## INSTRUCTIONS FOR THE TASK
Nothing but an exact copy of the data should be given.

[EXTRACTED DATA Boundary: Start]

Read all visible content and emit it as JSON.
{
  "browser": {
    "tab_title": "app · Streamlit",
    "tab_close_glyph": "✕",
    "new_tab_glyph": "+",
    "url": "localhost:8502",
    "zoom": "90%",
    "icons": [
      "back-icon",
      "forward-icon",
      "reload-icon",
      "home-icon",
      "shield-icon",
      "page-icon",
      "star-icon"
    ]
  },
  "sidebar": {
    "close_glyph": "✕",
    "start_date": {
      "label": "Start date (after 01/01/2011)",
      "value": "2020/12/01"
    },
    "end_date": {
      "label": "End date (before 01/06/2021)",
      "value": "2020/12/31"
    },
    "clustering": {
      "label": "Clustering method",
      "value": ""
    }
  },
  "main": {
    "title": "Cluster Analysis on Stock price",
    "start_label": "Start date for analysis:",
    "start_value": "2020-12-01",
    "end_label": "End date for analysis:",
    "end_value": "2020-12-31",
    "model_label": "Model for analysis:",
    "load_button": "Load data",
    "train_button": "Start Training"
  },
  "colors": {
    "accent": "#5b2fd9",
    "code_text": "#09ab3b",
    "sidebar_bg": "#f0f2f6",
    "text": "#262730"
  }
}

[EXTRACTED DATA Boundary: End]

## TASK RESPONSE
Read all visible content and emit it as JSON.
{
  "browser": {
    "tab_title": "app · Streamlit",
    "tab_close_glyph": "✕",
    "new_tab_glyph": "+",
    "url": "localhost:8502",
    "zoom": "90%",
    "icons": [
      "back-icon",
      "forward-icon",
      "reload-icon",
      "home-icon",
      "shield-icon",
      "page-icon",
      "star-icon"
    ]
  },
  "sidebar": {
    "close_glyph": "✕",
    "start_date": {
      "label": "Start date (after 01/01/2011)",
      "value": "2020/12/01"
    },
    "end_date": {
      "label": "End date (before 01/06/2021)",
      "value": "2020/12/31"
    },
    "clustering": {
      "label": "Clustering method",
      "value": ""
    }
  },
  "main": {
    "title": "Cluster Analysis on Stock price",
    "start_label": "Start date for analysis:",
    "start_value": "2020-12-01",
    "end_label": "End date for analysis:",
    "end_value": "2020-12-31",
    "model_label": "Model for analysis:",
    "load_button": "Load data",
    "train_button": "Start Training"
  },
  "colors": {
    "accent": "#5b2fd9",
    "code_text": "#09ab3b",
    "sidebar_bg": "#f0f2f6",
    "text": "#262730"
  }
}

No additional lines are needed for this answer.